▶ Instructions to follow: The required result is an exact copy of the lines from the one containing "What's the underlying" to the last line of the records, both ends included, without pictures.

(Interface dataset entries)
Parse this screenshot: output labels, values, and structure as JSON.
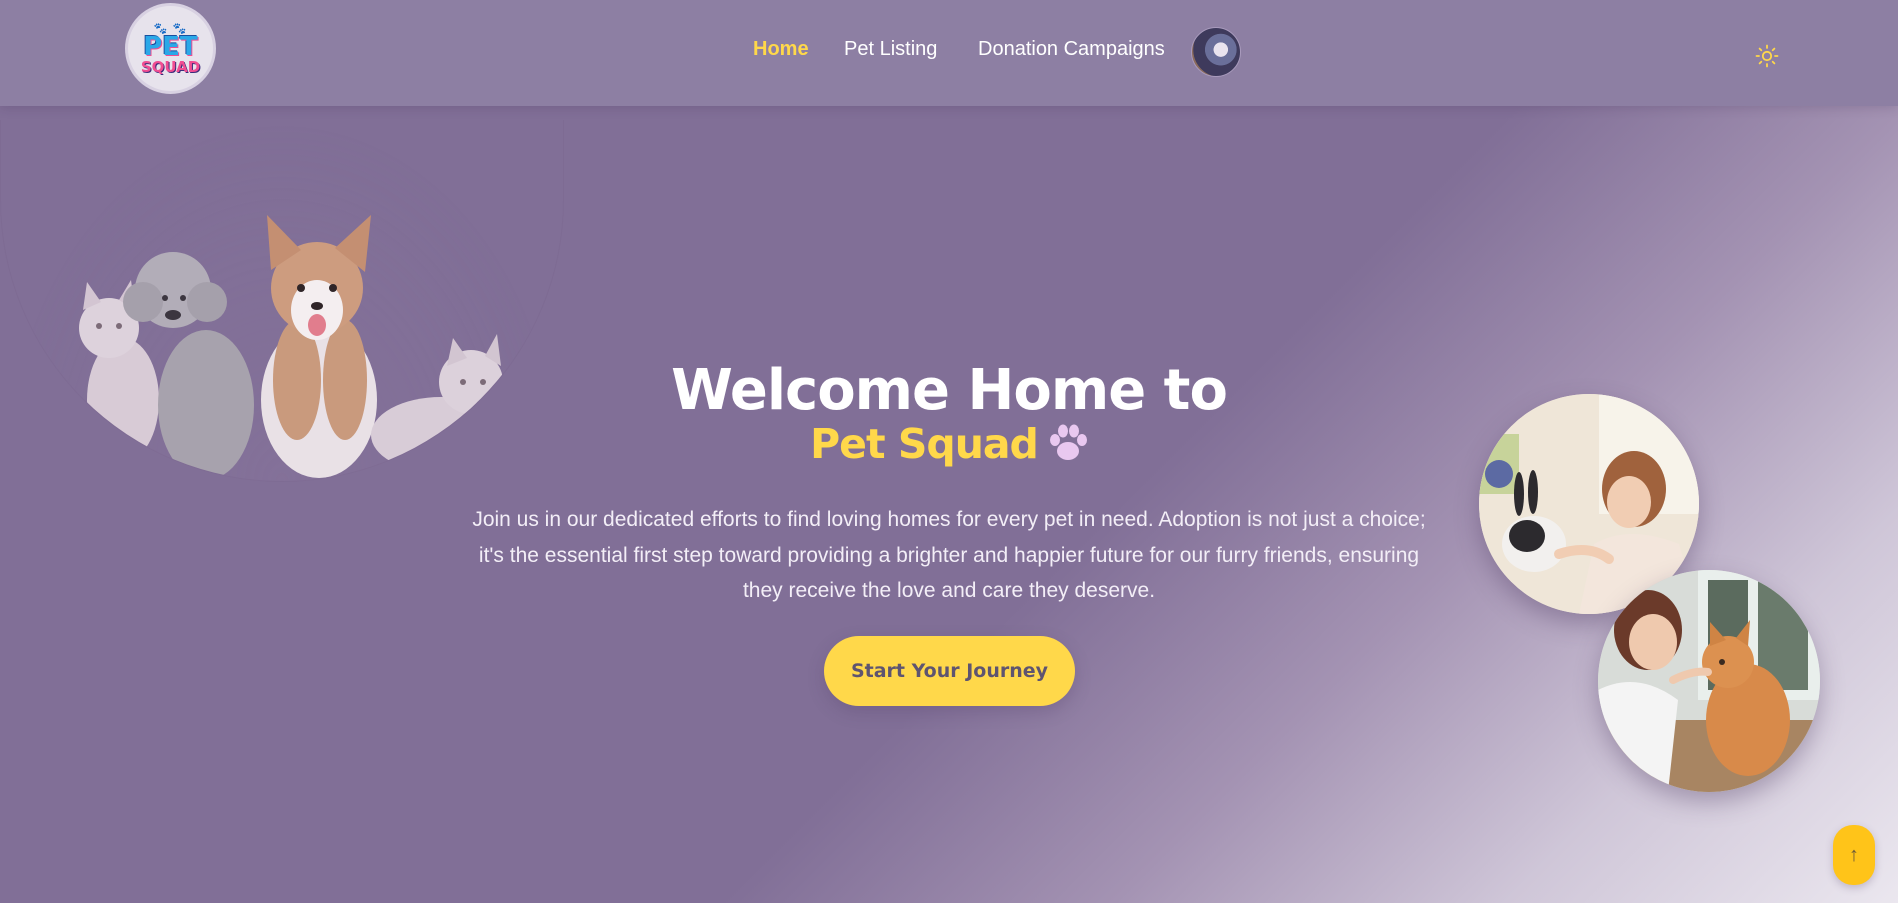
{
  "nav": {
    "logo": {
      "line1": "PET",
      "line2": "SQUAD",
      "paws": "🐾 🐾"
    },
    "links": [
      {
        "label": "Home",
        "active": true
      },
      {
        "label": "Pet Listing",
        "active": false
      },
      {
        "label": "Donation Campaigns",
        "active": false
      }
    ],
    "theme_icon": "sun-icon"
  },
  "hero": {
    "title": "Welcome Home to",
    "subtitle": "Pet Squad",
    "subtitle_icon": "paw-icon",
    "description": "Join us in our dedicated efforts to find loving homes for every pet in need. Adoption is not just a choice; it's the essential first step toward providing a brighter and happier future for our furry friends, ensuring they receive the love and care they deserve.",
    "cta_label": "Start Your Journey"
  },
  "scroll_top": {
    "label": "↑",
    "icon": "arrow-up-icon"
  },
  "colors": {
    "accent": "#ffd84a",
    "nav_bg": "#8d7fa3",
    "page_bg": "#816f97",
    "scroll_button": "#ffc419"
  }
}
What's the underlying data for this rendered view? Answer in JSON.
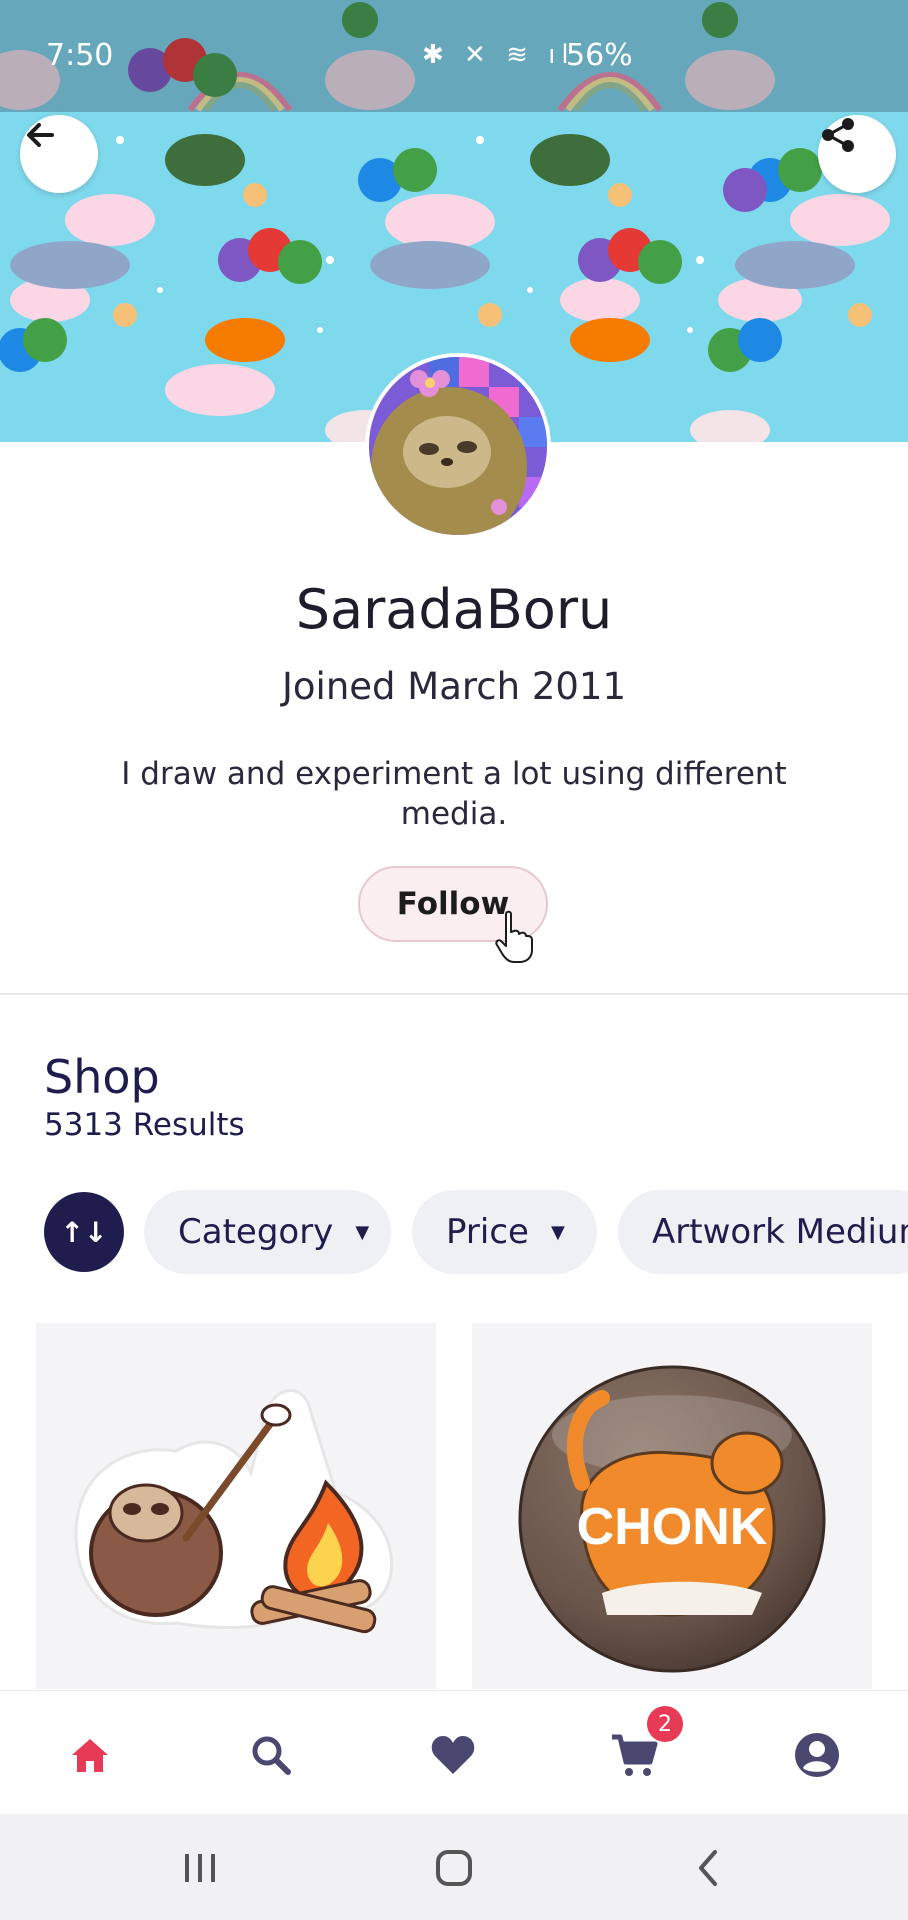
{
  "status_bar": {
    "time": "7:50",
    "battery": "56%"
  },
  "profile": {
    "username": "SaradaBoru",
    "joined": "Joined March 2011",
    "bio": "I draw and experiment a lot using different media.",
    "follow_label": "Follow"
  },
  "shop": {
    "title": "Shop",
    "results": "5313 Results",
    "filters": [
      {
        "label": "Category"
      },
      {
        "label": "Price"
      },
      {
        "label": "Artwork Medium"
      }
    ],
    "sort_label": "↑↓"
  },
  "products": [
    {
      "icon": "sloth-campfire-sticker"
    },
    {
      "icon": "chonk-cat-button",
      "text": "CHONK"
    }
  ],
  "bottom_nav": {
    "items": [
      "home-icon",
      "search-icon",
      "heart-icon",
      "cart-icon",
      "account-icon"
    ],
    "cart_count": "2",
    "active": "home"
  },
  "colors": {
    "accent": "#e63a57",
    "navy": "#1f1d4d",
    "banner_bg": "#7fd9ec"
  }
}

▶ Exercise response:
What's the underlying data for this rendered view? Answer in JSON.
{
  "status_bar": {
    "time": "7:50",
    "battery": "56%"
  },
  "profile": {
    "username": "SaradaBoru",
    "joined": "Joined March 2011",
    "bio": "I draw and experiment a lot using different media.",
    "follow_label": "Follow"
  },
  "shop": {
    "title": "Shop",
    "results": "5313 Results",
    "filters": [
      {
        "label": "Category"
      },
      {
        "label": "Price"
      },
      {
        "label": "Artwork Medium"
      }
    ],
    "sort_label": "↑↓"
  },
  "products": [
    {
      "icon": "sloth-campfire-sticker"
    },
    {
      "icon": "chonk-cat-button",
      "text": "CHONK"
    }
  ],
  "bottom_nav": {
    "items": [
      "home-icon",
      "search-icon",
      "heart-icon",
      "cart-icon",
      "account-icon"
    ],
    "cart_count": "2",
    "active": "home"
  },
  "colors": {
    "accent": "#e63a57",
    "navy": "#1f1d4d",
    "banner_bg": "#7fd9ec"
  }
}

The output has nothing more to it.